Companies should have a board-level risk committee to advise on risk appetite and tolerance as core elements in the firm’s strategy, according to corporate governance guru Sir David Walker. In an important address to the Cambridge Judge Business School, Sir David rejected as ``seriously misconceived’’ the argument that risk matters should be left to executive risk committees because non-executive board members cannot be expected to master the complexities of a large firm. He is not suggesting that the board risk committee be given large doses of granular risk data. The risk committee should appoint an expert chief risk officer capable of presenting risk issues to the board in a thematic way. Further, while financial firms will especially benefit from a risk committee, non-financial companies could also benefit, particularly in the M&A area. In 2009, Sir David released the seminal Walker Report on Corporate Governance.
Sir David also said that institutional investors need to be more attentive to corporate governance issues. He recommends that fund managers clearly disclose their business model and whether they commit to the new code of conduct for institutional investors. The code emphasizes that fund managers must monitor their investee companies and stand ready to escalate their individual, and if needs be their collective activities, to protect shareholder value.
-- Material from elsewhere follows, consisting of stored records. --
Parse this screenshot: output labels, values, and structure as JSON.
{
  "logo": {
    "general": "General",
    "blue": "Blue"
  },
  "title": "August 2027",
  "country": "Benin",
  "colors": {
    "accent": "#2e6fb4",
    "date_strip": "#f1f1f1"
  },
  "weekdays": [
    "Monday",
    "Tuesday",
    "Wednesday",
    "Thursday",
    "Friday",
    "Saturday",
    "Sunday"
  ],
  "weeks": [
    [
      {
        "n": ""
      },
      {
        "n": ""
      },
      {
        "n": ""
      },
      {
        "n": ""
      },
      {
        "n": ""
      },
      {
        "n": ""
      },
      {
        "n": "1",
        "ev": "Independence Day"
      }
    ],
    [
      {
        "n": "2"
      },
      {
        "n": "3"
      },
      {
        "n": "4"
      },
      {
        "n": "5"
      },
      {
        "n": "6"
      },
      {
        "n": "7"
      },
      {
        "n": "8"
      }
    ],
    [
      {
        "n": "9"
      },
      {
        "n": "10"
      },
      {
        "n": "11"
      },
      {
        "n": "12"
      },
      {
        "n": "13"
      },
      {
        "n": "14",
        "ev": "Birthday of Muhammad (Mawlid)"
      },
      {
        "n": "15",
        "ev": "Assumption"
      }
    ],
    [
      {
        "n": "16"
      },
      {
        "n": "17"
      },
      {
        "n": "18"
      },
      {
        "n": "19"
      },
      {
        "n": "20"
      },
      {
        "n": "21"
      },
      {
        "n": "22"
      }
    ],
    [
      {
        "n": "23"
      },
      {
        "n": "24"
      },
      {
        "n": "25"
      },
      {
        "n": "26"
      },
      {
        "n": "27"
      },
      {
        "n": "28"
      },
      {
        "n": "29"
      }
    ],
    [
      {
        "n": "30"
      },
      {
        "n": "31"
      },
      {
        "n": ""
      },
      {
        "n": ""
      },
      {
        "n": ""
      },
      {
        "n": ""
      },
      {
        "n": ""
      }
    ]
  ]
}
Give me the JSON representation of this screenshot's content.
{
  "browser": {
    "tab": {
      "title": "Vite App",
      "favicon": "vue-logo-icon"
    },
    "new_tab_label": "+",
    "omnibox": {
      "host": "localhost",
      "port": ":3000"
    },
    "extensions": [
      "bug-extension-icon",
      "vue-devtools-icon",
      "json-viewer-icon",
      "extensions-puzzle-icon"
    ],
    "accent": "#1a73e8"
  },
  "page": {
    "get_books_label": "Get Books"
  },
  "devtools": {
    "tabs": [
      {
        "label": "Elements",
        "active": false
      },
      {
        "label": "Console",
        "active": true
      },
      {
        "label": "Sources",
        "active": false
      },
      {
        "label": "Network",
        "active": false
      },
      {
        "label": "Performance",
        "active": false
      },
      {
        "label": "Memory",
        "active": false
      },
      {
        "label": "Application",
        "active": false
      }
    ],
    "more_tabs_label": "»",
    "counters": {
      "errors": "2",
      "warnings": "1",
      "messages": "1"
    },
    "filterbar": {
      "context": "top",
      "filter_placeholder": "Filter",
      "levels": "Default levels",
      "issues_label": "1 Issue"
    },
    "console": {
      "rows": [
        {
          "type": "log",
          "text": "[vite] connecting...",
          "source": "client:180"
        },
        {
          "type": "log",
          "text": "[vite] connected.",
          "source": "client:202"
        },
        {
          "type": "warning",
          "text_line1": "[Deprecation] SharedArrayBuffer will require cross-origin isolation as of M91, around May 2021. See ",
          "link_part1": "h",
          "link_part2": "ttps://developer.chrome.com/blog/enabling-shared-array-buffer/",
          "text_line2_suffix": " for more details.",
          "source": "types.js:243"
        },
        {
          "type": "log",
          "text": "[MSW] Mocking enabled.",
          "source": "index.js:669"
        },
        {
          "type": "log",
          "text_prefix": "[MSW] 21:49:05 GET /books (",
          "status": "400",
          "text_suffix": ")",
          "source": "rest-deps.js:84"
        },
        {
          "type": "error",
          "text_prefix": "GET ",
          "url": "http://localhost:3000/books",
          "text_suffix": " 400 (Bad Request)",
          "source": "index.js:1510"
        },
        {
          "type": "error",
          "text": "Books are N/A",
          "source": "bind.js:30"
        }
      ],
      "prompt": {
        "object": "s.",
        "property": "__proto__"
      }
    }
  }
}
The code asks institutional investors to satisfy themselves that the investee company’s board and committee structures are effective, and that independent directors provide adequate oversight. Institutional investors should also set out the circumstances when they will actively intervene. Under the code, instances when institutional investors may want to intervene include when they have concerns about the company’s strategy and performance, its governance or its approach to the risks arising from social and environmental matters.
Sir David also emphasized that institutional investors must become better stewards of their investee companies and support well-composed and well-run boards with assurances that long-term value creation strategies will be supported. At the same time, Sir David sees a role for short-term activism when hedge funds and private equity funds face a misdirected or sclerotic board.